The legislation was sponsored by Senator Greg Lavelle and Representative Valerie Longhurst, according to Delaware Public Radio. The legislation aimed to help those with convictions to move forward with their lives and not have a drug conviction hanging over their heads.

Longhurst said, “On that question, ‘have you been arrested and convicted,’ that’s on a form for an employment opportunity, you get to say no. It’s gone, it’s not part of your record anymore, and it really is that simple.”

Pardons could be applied for before this legislation took effect. Discretionary expungements may have been issued then, but now expungement is guaranteed and the process is much faster. It is estimated that between 500 and 700 Delaware residents are eligible for the expungements.

The new law applies only to those that had just a simple marijuana possession charge. Those with additional charges may not be eligible.

Lavelle said, “If you’re a violent criminal, and often people may have multiple charges including possession of marijuana, that wasn’t our intent. It was to bring parity with the decriminalization law.”

Administration fees and forms must be submitted for an expungement application to be considered. Lavelle is also working on a plan to reach out to those that may be eligible.

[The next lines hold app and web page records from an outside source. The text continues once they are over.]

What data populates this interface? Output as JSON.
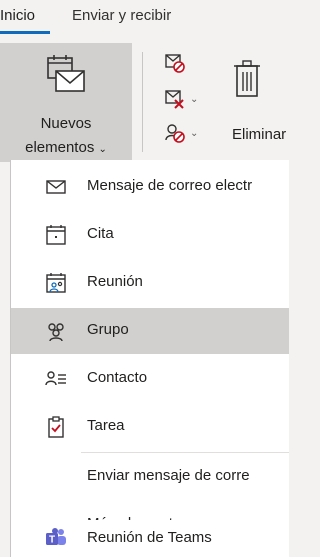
{
  "ribbon": {
    "tabs": [
      {
        "label": "Inicio",
        "active": true
      },
      {
        "label": "Enviar y recibir",
        "active": false
      }
    ],
    "new_items": {
      "line1": "Nuevos",
      "line2": "elementos",
      "chevron": "⌄"
    },
    "delete_label": "Eliminar",
    "icons": [
      "new-items-icon",
      "ignore-icon",
      "clean-up-icon",
      "junk-icon",
      "delete-icon"
    ]
  },
  "menu": {
    "items": [
      {
        "label": "Mensaje de correo electr",
        "icon": "envelope-icon"
      },
      {
        "label": "Cita",
        "icon": "calendar-icon"
      },
      {
        "label": "Reunión",
        "icon": "meeting-icon"
      },
      {
        "label": "Grupo",
        "icon": "group-icon",
        "highlighted": true
      },
      {
        "label": "Contacto",
        "icon": "contact-icon"
      },
      {
        "label": "Tarea",
        "icon": "task-icon"
      },
      {
        "label": "Enviar mensaje de corre",
        "icon": ""
      },
      {
        "label": "Más elementos",
        "icon": ""
      },
      {
        "label": "Reunión de Teams",
        "icon": "teams-icon"
      }
    ]
  },
  "colors": {
    "accent": "#0f6cbd",
    "ribbon_bg": "#f3f2f1",
    "highlight": "#d2d0ce",
    "teams_purple": "#5b5fc7",
    "red_icon": "#c50f1f"
  }
}
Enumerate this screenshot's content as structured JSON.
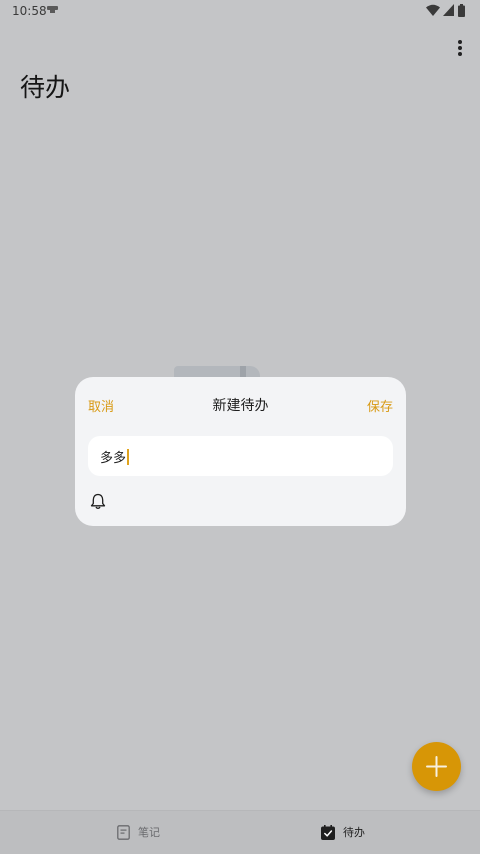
{
  "status_bar": {
    "time": "10:58",
    "icons": [
      "notification-icon",
      "wifi-icon",
      "signal-icon",
      "battery-icon"
    ]
  },
  "header": {
    "title": "待办",
    "menu_icon": "more-vert-icon"
  },
  "dialog": {
    "cancel_label": "取消",
    "title": "新建待办",
    "save_label": "保存",
    "input_value": "多多",
    "reminder_icon": "bell-icon"
  },
  "fab": {
    "icon": "plus-icon"
  },
  "bottom_nav": {
    "tabs": [
      {
        "label": "笔记",
        "icon": "note-icon",
        "active": false
      },
      {
        "label": "待办",
        "icon": "checkbox-icon",
        "active": true
      }
    ]
  },
  "colors": {
    "accent": "#d89a14",
    "fab": "#d79606",
    "scrim_background": "#c4c5c7",
    "dialog_background": "#f3f4f6"
  }
}
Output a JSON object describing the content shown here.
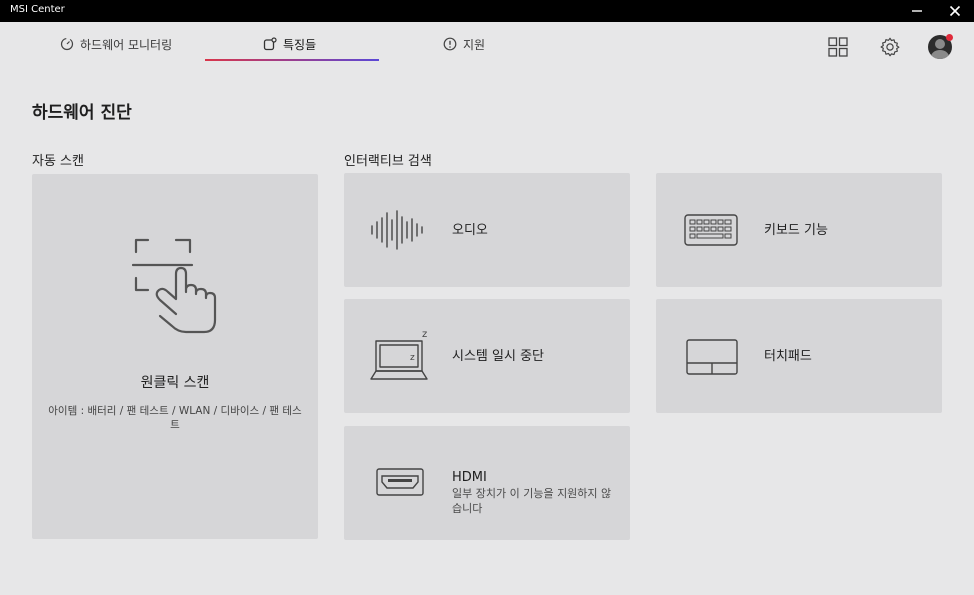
{
  "window": {
    "title": "MSI Center"
  },
  "tabs": [
    {
      "label": "하드웨어 모니터링",
      "icon": "gauge-icon",
      "active": false
    },
    {
      "label": "특징들",
      "icon": "features-icon",
      "active": true
    },
    {
      "label": "지원",
      "icon": "alert-circle-icon",
      "active": false
    }
  ],
  "toolbar": {
    "icons": [
      "grid-icon",
      "gear-icon",
      "avatar"
    ]
  },
  "page": {
    "title": "하드웨어 진단"
  },
  "auto_scan": {
    "section_label": "자동 스캔",
    "card_label": "원클릭 스캔",
    "items_desc": "아이템 : 배터리 / 팬 테스트 / WLAN / 디바이스 / 팬 테스트"
  },
  "interactive": {
    "section_label": "인터랙티브 검색",
    "cards": [
      {
        "label": "오디오",
        "icon": "waveform-icon"
      },
      {
        "label": "키보드 기능",
        "icon": "keyboard-icon"
      },
      {
        "label": "시스템 일시 중단",
        "icon": "laptop-sleep-icon"
      },
      {
        "label": "터치패드",
        "icon": "touchpad-icon"
      },
      {
        "label": "HDMI",
        "sub": "일부 장치가 이 기능을 지원하지 않습니다",
        "icon": "hdmi-icon"
      }
    ]
  },
  "colors": {
    "tab_underline_start": "#d9364a",
    "tab_underline_end": "#5b48d6",
    "notify": "#e02a3a"
  }
}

The punishment for possessing an ounce or less in the state is a civil violation and a $100 fine.